The charity, its work and supporters are an important feature of the landscape of ‘real’ Cornwall, rather than the prettified surface version so often served up to tourists and beyond which we know many visitors would like to explore.

ShelterBox’s staff, supporters and volunteers all believe shelter is a human right, not a luxury, and that shelter from the chaos of disaster and conflict is vital.

What Does ShelterBox Do?
Simply put, ShelterBox empowers people.

If you’ve been made homeless by a natural disaster or conflict, as some 85 million people around the world today have, then ShelterBox can deliver you a green box full of emergency shelter materials, tools and other useful things that will enable you to keep your family together, start to rebuild your life and regain your independence.

If you’re someone who feels frustrated when you see the devastation of an earthquake, volcano or tsunami unfolding on the news, then ShelterBox gives you a direct and practical way of making a difference, so you don’t have to sit there watching helplessly.

“We hook up people who want to help with people who need help,” as ShelterBox’s Chief Operating Officer Michael Johns puts it.
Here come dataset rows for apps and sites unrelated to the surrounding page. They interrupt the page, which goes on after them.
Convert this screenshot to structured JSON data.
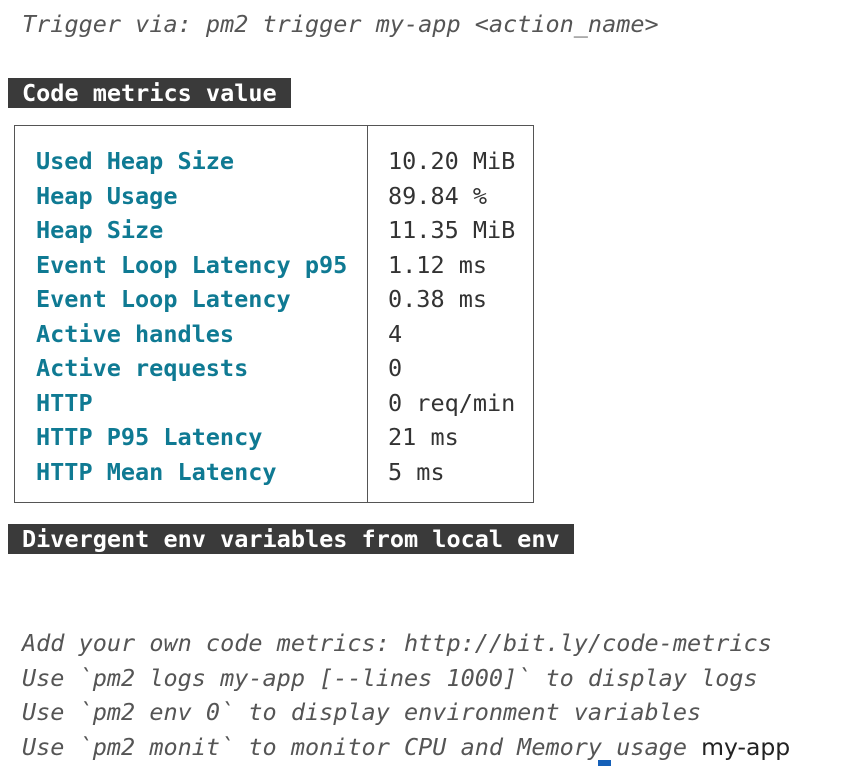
{
  "terminal": {
    "trigger_line": "Trigger via: pm2 trigger my-app <action_name>",
    "code_metrics_header": "Code metrics value",
    "metrics": [
      {
        "name": "Used Heap Size",
        "value": "10.20 MiB"
      },
      {
        "name": "Heap Usage",
        "value": "89.84 %"
      },
      {
        "name": "Heap Size",
        "value": "11.35 MiB"
      },
      {
        "name": "Event Loop Latency p95",
        "value": "1.12 ms"
      },
      {
        "name": "Event Loop Latency",
        "value": "0.38 ms"
      },
      {
        "name": "Active handles",
        "value": "4"
      },
      {
        "name": "Active requests",
        "value": "0"
      },
      {
        "name": "HTTP",
        "value": "0 req/min"
      },
      {
        "name": "HTTP P95 Latency",
        "value": "21 ms"
      },
      {
        "name": "HTTP Mean Latency",
        "value": "5 ms"
      }
    ],
    "divergent_env_header": "Divergent env variables from local env",
    "hints": [
      "Add your own code metrics: http://bit.ly/code-metrics",
      "Use `pm2 logs my-app [--lines 1000]` to display logs",
      "Use `pm2 env 0` to display environment variables",
      "Use `pm2 monit` to monitor CPU and Memory usage"
    ],
    "prompt_input": "my-app"
  }
}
ShelterBox is as beautifully simple as that, and far, far more complicated too. And that’s what the visitor centre so engagingly explains.

What’s a Disaster Relief Visitor Centre Like?
There’s nothing depressing about it. It’s an interactive exhibition that’s interesting, moving, up-lifting.

It’s suitable for young children, teenagers and adults alike, there’s a volunteer guide there to talk you through the exhibits, answer questions and sometimes share moving personal stories of frontline experiences.

The exhibits are fascinating. They transport you into the lives and realities of families made homeless by tsunamis, typhoons, cyclones, floods and warfare. Video, imagery, text and artefacts all help to explain the realities of life for huge numbers of people around the world, and the ways in which ShelterBox and its supporters help them to get back on their feet.

One of the most powerful exhibits is the school tent, which tells the story of some Iraqi children who were bombed out of their classrooms and forced to do lessons in hats and gloves in a cold, dark cave.

When ShelterBox responders saw this, they applied one of the charity’s core values: that it’s important to understand the impact of each emergency and the need this creates within individual communities.

Adapting their response to suit circumstances in the field, they came up with a SchoolBox to complement the traditional ShelterBox, which provides:

  • Blackboard paint that can be painted on any surface to set up a classroom almost anywhere
  • 1,000 pieces of chalk to keep a school running for months
  • Yellow waterproof school bags to carry school materials as children love having a bag of their own
  • A solar/wind up radio to enable classes to tune into lessons taught on the radio
  • Colouring books and pens providing children with a fun way of expressing themselves.

Another is a brightly coloured rickshaw that children can sit in. It sums up how much more than shelter you give when you support ShelterBox. After an initial period of recovery, a survivor of the 2004 tsunami eventually sold his ShelterBox tent and used the money to buy a rickshaw to support his family.

All in all, the visitor centre is a great hands on experience and a chance to hear some of the fascinating experiences of frontline responders.

It teaches you that you can help, and that ShelterBox is so much more than its signature green box.

The centre tells a fascinating tale of the logistics and complexities of providing appropriate shelter around the world. For families, the exhibits prompt lots of interesting and educational discussions about disasters, politics and war.

As part of the exhibition you can also try your hand at packing up a survival box yourself to see the key survival tools that go into each box.

Don’t miss your chance. Find out more about ShelterBox and its brilliant work at the ShelterBox Visitor Centre, Falcon House, Charles Street, Truro, TR1 2PH. Opening times are 10am to 4pm Monday to Saturday. Call 01872 302600 for more information.